Because analysis of spiking in functional circuits is generally done with extracellular recording, the tuning of the EPSP is usually not known. However, in the case of orientation-selective cells of V1, intracellular recordings have been achieved. Orientation selectivity appears to depend on two mechanisms: a process of connectivity, which makes the input EPSP somewhat orientation selective (Reid and Alonso, 1995), and a second process dependent on inhibition (Sillito, 1975; Troyer et al., 1998; Carandini and Ferster, 2000). This second mechanism makes the orientation tuning of spiking narrower than that of the EPSP. Moreover, this narrowing is not affected by scaling up the excitation, a finding inconsistent with models based on fixed inhibition. Consequently, the narrowing of tuning cannot be explained by the iceberg effect (Fig. 5). Intracellular recordings provide direct evidence for gamma frequency inhibition in orientation-sensitive V1 cells (Volgushev et al., 2003). We show here (Fig. 6) that an E%-max computation produced by such oscillations can explain why the orientation tuning of spiking is narrower than that of the EPSP and why this difference is contrast invariant. Thus, there will be orientations in which a cell receives substantial excitation (sufficient to make the cell fire in the absence of inhibition) but in which firing is suppressed by feedback inhibition triggered by cells that that are slightly more excited by the stimulus.
A second system in which the E%-max winner-take-all computation is likely to be important is the formation of place cells in the hippocampus (de Almeida et al., 2009). The input to place cells is from grid cells of the entorhinal cortex, which are active (with spatial periodicity), over broad regions of the environment. Nevertheless, hippocampal cells are active only in very restricted regions of the environment. We show in a companion study (de Almeida et al., 2009) that, despite the broad excitation, the E%-max mechanism can select winners that are only slightly more excited than other cells in the network and that cells are winners in a relatively small region of the environment, thereby accounting for their place cell properties.
More generally, the winner-take-all function (and the specific E%-max form considered here) requires a change in the conceptual understanding of how firing is controlled. According to textbook accounts, firing can be understood as a single-cell property; firing rate is determined by how far the net excitation is above threshold. Based on this, if excitation x causes firing, excitation 2x in another context should also cause firing. However, this is not necessarily correct in networks with feedback inhibition. If, for example there are other cells in the second context that have 3x excitation, the cell with 2x excitation may not be among the winners. This simple example demonstrates that firing in networks with winner-take-all gamma-frequency inhibition cannot be derived from the excitation of a given cell, but is rather a result of a competitive network computation in which all cells must be considered.

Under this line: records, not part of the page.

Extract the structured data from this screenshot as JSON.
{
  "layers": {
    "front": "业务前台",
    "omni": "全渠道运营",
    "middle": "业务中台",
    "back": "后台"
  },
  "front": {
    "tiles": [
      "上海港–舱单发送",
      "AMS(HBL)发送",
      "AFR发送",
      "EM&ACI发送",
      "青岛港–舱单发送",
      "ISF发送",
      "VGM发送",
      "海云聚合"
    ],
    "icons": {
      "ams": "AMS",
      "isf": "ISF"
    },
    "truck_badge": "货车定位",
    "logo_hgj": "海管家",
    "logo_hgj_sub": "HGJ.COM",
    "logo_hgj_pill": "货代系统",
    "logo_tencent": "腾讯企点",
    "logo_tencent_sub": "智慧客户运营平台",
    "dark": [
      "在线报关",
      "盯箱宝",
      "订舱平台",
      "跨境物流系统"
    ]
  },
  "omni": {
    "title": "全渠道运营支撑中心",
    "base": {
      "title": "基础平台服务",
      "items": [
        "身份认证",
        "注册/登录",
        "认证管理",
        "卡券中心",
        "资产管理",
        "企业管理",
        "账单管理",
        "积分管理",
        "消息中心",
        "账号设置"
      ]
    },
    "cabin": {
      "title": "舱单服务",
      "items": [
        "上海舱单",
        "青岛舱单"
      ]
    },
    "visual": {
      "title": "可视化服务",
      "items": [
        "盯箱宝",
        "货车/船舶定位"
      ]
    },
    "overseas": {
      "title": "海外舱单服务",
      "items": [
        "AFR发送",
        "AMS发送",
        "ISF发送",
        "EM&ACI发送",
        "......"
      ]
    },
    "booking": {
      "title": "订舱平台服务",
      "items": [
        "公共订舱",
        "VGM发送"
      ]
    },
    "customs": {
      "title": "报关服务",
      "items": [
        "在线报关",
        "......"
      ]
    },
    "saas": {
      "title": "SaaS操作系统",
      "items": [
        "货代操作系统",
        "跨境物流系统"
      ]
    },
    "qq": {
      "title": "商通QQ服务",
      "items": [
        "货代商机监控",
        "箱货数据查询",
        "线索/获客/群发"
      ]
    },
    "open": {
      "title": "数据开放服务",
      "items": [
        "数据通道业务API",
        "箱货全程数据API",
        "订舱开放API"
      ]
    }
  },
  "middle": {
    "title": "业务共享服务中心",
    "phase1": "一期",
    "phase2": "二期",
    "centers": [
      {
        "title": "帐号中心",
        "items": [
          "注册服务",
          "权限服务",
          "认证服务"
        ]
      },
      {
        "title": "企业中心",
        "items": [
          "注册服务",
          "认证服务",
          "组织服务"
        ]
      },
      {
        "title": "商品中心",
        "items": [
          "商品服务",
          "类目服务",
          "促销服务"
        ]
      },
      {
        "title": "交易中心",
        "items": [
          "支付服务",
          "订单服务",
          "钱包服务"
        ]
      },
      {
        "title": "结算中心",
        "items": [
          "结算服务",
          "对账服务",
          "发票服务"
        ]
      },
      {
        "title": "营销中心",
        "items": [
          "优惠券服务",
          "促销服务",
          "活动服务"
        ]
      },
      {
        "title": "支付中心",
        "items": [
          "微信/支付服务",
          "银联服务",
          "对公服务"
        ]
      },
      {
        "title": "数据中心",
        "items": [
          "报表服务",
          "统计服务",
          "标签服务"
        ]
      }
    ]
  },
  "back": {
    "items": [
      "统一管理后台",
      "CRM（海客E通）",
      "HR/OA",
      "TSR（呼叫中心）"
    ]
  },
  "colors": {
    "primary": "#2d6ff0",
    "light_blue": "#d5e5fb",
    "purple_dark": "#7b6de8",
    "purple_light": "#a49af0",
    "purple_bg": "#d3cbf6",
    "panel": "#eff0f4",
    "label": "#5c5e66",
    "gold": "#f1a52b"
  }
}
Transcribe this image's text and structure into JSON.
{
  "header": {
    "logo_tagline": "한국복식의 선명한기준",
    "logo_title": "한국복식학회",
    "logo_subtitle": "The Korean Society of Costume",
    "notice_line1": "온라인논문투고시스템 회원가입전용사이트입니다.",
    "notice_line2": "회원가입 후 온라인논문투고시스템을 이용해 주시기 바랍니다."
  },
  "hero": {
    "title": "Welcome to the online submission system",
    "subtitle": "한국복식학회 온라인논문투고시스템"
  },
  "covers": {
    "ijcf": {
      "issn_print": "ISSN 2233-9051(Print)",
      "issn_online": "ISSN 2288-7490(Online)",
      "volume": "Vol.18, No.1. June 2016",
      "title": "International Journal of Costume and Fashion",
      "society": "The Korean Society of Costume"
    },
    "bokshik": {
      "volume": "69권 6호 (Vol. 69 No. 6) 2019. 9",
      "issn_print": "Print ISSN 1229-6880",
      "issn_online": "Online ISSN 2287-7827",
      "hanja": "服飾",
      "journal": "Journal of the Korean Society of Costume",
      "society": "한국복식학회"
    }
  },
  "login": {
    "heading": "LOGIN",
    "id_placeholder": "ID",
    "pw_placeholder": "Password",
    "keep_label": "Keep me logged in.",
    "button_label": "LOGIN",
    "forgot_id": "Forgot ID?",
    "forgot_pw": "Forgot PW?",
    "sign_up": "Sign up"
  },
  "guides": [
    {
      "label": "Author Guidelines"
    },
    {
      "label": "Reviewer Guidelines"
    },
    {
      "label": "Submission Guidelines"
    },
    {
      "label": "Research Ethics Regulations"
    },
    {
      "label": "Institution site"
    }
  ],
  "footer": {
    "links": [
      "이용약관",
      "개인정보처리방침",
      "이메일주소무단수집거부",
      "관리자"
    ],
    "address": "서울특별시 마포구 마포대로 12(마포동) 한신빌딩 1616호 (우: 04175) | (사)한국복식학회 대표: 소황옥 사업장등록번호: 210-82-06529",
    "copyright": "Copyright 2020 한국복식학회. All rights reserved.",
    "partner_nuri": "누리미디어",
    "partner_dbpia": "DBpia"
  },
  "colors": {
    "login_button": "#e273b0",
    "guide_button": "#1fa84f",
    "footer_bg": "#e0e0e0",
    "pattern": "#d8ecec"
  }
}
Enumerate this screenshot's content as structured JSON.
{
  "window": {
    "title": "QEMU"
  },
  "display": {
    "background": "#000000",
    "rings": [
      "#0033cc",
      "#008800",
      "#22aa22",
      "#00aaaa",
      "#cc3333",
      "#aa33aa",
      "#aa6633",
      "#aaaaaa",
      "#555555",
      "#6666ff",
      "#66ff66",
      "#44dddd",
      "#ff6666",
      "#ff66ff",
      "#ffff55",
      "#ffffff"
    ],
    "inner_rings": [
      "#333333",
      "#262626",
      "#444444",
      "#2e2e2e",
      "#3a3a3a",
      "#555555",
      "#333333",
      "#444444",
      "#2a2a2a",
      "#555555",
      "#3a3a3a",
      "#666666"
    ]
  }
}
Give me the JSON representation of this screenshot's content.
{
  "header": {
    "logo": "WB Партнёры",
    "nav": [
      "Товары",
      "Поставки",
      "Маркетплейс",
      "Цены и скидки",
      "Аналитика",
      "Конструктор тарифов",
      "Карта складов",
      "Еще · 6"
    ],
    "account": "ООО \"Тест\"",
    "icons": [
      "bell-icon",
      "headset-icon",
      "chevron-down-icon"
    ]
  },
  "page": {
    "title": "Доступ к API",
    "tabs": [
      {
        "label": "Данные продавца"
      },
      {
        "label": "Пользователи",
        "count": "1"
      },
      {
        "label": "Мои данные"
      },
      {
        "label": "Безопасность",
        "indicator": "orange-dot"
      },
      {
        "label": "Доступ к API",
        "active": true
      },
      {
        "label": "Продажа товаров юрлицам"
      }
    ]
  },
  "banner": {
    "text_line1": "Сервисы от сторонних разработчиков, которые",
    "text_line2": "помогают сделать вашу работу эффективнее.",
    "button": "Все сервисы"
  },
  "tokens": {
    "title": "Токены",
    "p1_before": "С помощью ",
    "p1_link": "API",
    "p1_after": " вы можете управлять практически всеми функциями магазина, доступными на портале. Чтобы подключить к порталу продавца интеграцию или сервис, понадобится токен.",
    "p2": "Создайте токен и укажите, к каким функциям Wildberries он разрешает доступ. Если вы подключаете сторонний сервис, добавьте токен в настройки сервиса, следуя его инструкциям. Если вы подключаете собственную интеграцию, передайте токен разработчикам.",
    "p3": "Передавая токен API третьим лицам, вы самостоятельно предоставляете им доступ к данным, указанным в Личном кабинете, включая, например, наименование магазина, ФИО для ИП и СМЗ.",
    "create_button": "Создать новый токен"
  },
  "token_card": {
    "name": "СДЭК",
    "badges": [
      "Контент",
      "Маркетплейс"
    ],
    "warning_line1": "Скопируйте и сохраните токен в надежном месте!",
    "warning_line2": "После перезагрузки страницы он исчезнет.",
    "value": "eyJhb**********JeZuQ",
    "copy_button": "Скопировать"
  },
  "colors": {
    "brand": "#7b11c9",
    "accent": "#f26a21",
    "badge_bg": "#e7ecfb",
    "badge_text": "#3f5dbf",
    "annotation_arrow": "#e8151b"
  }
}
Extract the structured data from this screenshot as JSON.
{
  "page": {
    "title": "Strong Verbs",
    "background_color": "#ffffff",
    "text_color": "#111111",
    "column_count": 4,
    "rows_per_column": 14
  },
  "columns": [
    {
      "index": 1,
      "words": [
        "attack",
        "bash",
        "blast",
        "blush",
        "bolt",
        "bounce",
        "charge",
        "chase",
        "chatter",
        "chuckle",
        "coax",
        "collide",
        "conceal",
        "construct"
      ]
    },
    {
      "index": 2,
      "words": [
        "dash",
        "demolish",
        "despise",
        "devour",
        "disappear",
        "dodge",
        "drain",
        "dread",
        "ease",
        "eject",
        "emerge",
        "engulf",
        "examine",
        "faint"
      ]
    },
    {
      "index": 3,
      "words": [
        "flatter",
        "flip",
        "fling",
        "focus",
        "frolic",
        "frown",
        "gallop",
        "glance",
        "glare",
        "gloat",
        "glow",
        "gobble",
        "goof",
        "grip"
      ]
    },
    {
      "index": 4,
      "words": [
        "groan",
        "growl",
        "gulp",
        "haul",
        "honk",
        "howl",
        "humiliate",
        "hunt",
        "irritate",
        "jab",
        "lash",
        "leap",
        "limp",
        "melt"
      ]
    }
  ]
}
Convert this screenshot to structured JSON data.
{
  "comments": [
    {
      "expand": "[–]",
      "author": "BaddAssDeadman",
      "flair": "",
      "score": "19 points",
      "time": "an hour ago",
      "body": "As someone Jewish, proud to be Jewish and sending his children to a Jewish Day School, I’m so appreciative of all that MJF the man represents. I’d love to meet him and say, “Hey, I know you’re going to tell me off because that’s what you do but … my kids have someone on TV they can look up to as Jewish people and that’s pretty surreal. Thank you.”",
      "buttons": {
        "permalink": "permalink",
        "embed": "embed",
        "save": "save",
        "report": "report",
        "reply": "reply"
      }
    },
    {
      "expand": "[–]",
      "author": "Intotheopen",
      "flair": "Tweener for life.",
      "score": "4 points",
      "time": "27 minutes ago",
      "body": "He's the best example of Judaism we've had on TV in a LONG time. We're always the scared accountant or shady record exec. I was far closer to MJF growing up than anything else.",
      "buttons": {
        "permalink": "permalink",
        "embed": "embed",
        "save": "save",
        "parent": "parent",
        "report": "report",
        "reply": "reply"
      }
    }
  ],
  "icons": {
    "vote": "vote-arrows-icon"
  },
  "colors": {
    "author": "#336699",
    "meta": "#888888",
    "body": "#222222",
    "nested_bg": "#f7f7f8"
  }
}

This work was supported by National Institute of Mental Health Grant MH060450, National Institute of Neurological Disorders and Stroke Grant NS27337, and European Commission Project 217148. M.I. and L.d.A. acknowledge partial financial support from Brazilian agencies Conselho Nacional de Desenvolvimento Científico e Tecnológico and Coordenação de Aperfeiçoamento de Pessoal de Nível Superior. We thank Ole Jensen and Sridhar Raghavachari for comments on this manuscript.
- Correspondence should be addressed to John E. Lisman, Department of Biology and Volen Center for Complex Systems, Brandeis University, 145 South Street, Waltham, MA 02454.